This is probably more than anyone would ever want to know about Minneapolis streets, their names and why they run the way they do.
The city's plot originated in the downtown area closest to St Anthony Falls. This would come to be known as the Lower Loop and The Gateway District. Near the falls, the Mississippi runs from the Northwest to the Southeast. When the first plat for the city was commissioned by John Stevens and laid by Charles W. Christmas, they chose a plat based on the French longlot system and ran the streets parallel to the river in the falls area. They then divided up the blocks with a many lots that had very narrow frontages, but were very deep. This way they could get many lots on each block. More lots on a block meant more pieces of land to sell. Orientating this plat based on the orientation of the river is why most of downtown is oriented differently than the more usual, ordinal orientation of the rest of the city.
The longlot system was a popular method for platting streets in the middle of the 19th century. As the city grew, the grid pattern was swung around to the points of the compass.

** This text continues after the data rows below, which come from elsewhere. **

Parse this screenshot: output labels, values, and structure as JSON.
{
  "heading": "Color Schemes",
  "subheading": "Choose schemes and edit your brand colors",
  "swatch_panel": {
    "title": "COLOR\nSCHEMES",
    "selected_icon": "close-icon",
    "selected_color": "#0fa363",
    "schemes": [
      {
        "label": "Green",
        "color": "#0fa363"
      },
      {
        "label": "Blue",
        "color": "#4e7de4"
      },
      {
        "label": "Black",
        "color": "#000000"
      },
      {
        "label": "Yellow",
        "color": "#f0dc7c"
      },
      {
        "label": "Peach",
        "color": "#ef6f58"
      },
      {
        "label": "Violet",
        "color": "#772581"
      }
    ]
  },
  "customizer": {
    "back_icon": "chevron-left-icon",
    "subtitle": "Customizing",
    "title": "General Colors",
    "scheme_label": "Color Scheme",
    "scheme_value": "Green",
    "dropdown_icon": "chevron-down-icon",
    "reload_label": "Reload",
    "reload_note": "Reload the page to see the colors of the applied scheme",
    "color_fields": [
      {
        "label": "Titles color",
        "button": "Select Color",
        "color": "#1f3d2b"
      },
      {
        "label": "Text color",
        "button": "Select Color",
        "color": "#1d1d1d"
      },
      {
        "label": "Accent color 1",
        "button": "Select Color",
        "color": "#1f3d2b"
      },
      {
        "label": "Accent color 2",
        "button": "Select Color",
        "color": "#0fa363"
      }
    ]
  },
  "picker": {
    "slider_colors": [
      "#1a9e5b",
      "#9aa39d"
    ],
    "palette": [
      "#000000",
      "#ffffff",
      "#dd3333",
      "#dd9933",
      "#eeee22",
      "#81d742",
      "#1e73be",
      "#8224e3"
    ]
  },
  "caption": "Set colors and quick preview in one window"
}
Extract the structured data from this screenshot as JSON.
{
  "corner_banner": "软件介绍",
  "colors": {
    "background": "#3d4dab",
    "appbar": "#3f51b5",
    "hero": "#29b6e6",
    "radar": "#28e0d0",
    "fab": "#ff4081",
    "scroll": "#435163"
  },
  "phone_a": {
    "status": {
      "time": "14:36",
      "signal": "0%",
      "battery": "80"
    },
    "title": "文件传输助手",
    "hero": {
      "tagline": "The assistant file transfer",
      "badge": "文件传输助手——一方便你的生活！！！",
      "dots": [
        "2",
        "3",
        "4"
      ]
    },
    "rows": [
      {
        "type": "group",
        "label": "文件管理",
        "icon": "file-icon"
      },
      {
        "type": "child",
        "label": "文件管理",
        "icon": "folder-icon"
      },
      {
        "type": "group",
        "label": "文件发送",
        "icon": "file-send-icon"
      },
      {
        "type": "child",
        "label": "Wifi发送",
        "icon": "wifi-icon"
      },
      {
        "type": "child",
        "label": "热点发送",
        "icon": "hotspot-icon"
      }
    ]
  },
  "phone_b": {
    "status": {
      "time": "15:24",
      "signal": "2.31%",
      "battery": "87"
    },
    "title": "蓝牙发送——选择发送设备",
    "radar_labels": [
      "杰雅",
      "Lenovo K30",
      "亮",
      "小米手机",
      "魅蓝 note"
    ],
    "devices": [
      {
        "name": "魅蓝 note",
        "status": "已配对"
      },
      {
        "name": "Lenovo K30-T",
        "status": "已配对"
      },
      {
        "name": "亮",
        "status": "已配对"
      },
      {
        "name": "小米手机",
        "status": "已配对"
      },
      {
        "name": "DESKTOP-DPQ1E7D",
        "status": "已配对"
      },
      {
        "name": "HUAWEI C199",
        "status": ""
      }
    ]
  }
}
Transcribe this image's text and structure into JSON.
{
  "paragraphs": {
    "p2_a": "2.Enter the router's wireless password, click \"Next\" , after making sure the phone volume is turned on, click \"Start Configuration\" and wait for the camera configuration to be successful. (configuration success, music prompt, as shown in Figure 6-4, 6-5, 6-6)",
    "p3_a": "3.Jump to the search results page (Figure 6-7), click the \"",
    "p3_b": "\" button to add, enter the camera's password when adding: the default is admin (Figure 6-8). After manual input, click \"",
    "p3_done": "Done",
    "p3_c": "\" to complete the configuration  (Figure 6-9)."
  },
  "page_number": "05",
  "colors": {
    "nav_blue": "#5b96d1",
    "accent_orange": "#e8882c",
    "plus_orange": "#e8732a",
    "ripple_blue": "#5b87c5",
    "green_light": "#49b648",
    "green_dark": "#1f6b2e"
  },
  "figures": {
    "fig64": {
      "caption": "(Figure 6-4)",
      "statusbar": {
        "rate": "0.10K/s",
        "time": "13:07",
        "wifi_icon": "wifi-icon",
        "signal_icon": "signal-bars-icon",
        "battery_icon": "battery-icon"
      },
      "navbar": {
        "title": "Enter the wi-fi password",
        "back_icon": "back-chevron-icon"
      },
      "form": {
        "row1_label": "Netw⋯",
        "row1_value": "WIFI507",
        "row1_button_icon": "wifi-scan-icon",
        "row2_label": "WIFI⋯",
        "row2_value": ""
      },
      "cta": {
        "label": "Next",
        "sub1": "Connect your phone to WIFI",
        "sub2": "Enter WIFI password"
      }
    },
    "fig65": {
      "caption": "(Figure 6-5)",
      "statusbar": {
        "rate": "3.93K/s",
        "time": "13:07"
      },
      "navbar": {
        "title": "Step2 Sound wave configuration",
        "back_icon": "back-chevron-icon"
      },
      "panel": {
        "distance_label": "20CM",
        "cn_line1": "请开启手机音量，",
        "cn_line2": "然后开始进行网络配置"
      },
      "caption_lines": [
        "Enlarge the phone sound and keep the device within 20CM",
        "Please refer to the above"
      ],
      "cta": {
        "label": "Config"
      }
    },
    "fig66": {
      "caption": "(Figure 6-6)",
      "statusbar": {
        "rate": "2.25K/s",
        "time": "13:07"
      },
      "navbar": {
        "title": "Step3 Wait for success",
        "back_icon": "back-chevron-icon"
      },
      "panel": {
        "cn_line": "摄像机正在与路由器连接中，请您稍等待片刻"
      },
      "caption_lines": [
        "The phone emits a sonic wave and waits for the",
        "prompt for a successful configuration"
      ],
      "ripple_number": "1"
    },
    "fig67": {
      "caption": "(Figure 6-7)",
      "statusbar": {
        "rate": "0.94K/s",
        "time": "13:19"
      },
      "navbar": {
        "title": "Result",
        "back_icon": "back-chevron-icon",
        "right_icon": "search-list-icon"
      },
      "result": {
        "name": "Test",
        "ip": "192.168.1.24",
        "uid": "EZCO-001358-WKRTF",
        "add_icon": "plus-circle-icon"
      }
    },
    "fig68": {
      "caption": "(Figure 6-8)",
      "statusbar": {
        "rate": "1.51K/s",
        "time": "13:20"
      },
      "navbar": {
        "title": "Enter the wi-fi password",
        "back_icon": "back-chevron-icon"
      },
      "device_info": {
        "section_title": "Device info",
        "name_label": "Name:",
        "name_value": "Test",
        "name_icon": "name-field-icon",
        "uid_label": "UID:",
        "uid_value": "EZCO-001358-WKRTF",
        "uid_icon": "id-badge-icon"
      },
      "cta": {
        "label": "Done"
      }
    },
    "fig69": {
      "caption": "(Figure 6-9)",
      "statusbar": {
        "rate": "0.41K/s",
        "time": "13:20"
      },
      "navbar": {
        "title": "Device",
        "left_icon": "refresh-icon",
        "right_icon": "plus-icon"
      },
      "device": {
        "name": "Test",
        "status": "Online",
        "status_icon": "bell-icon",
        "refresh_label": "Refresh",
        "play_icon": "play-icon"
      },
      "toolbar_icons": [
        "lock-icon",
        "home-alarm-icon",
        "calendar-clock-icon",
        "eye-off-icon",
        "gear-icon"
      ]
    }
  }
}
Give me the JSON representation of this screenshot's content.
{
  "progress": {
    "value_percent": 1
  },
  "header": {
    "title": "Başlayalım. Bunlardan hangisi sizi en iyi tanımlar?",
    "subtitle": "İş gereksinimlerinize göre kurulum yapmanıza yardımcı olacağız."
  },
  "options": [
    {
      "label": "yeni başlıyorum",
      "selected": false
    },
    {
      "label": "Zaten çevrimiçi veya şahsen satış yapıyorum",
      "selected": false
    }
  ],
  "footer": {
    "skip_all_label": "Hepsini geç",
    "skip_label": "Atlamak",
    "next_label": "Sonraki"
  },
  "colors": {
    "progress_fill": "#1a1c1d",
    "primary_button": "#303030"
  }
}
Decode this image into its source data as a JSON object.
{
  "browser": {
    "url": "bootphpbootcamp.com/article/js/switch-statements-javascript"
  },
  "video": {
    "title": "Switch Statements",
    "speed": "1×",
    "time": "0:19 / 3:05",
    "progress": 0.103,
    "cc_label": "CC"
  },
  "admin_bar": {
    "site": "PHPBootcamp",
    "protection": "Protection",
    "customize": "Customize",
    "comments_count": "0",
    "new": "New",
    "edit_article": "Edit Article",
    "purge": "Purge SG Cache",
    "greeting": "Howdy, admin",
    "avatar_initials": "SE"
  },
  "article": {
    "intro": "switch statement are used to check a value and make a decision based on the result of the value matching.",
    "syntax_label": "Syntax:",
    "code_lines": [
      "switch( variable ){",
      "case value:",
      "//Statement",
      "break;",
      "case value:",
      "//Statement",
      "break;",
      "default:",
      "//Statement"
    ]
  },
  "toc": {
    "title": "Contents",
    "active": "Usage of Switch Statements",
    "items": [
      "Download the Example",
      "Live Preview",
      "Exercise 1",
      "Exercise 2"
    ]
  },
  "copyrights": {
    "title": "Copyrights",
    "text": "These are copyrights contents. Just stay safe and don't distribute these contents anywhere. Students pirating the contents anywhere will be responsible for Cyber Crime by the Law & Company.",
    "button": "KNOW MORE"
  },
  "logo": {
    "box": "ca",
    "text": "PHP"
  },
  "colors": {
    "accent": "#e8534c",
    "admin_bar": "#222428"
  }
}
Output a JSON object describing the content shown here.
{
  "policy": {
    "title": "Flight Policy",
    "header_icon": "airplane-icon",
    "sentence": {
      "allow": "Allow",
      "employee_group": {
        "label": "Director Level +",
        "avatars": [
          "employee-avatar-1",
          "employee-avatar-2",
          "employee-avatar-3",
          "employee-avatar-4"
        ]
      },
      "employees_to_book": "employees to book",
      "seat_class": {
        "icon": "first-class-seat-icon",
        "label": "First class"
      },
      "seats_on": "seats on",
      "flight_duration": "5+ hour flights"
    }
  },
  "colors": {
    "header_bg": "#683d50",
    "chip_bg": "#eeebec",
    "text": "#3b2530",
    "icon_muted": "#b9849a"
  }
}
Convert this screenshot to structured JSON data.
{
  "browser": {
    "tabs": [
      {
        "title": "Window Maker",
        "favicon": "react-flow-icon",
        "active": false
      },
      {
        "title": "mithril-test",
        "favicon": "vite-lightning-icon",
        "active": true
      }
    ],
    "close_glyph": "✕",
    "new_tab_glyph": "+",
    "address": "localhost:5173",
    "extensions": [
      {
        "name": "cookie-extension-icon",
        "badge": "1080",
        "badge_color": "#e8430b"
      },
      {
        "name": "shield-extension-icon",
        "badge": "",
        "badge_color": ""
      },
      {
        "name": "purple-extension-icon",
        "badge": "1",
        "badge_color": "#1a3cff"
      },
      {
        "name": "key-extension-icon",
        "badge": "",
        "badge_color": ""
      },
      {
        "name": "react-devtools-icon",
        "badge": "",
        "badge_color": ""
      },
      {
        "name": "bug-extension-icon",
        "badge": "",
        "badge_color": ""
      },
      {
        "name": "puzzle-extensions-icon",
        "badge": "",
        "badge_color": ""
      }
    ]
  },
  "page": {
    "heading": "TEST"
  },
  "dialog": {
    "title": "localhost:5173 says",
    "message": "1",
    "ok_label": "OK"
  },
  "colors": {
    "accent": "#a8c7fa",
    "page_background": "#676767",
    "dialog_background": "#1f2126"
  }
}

This created a ring of odd intersections around the periphery of downtown. Seven Corners was created this way, and this also created many opportunities for buildings and billboards to fill the view at the apparent end of the streets as one leaves downtown. Preexisting trails also influenced the downtown plat.
Another interesting feature of the area is the three major preexisting roads that were adopted into the lay of Minneapolis' streetscape. Hennepin Avenue through downtown and out to the lakes was an old Indian and settler's trail that led away from the logical fording place of the Mississippi River to an area of land between the chain of lakes where one could pass and continue west. Nicollet Avenue was an old trail that led from the fording place to the area that overlooked the confluence of the Mississippi River and Minnesota River that Fort Snelling was built on. Christmas Avenue, later renamed Broadway Avenue, was a trail that ran up the West Bank of the Mississippi, and then turned West, then to the Northwest and to points elsewhere.
Over the years, city planners have been trying to make Minneapolis easier to get around in. Originally, all the avenues in downtown had names, not numbers. Avenues like Second and Third had mundane city street names, but these were changed to numbers around 1872 when the city of St. Anthony merged with Minneapolis. Some avenues downtown were subsequently renamed again to honor historical figures for the city. Nicollet and Marquette acquired their names this way.
If you're wondering what differentiates a street from an avenue in this city, avenues are roads that cross the Mississippi in the downtown area and streets run parallel to the Mississippi in the downtown area. This gets confusing in South Minneapolis where the river turns right and is now flowing directly North and South. The avenues end up running parallel to the river and the streets end up crossing it. Remember, the only place this rule holds true is in the oldest part of the city.
Another handy tool for navigating in the city is the color coded street signs. Blue signs are posted on arterial streets with heavy traffic. Green signs are posted on streets that run North and South, brown signs are posted on streets that run East and West. Remember too that Nicollet is the East West divding line through South Minneapolis. Addresses have a directional orientation depending on which side of Nicollet it's on, and addresses numbers increase with distance from Nicollet.
If you want to know even more about streets in Minneapolis, follow one of the links below.Alphabet Streets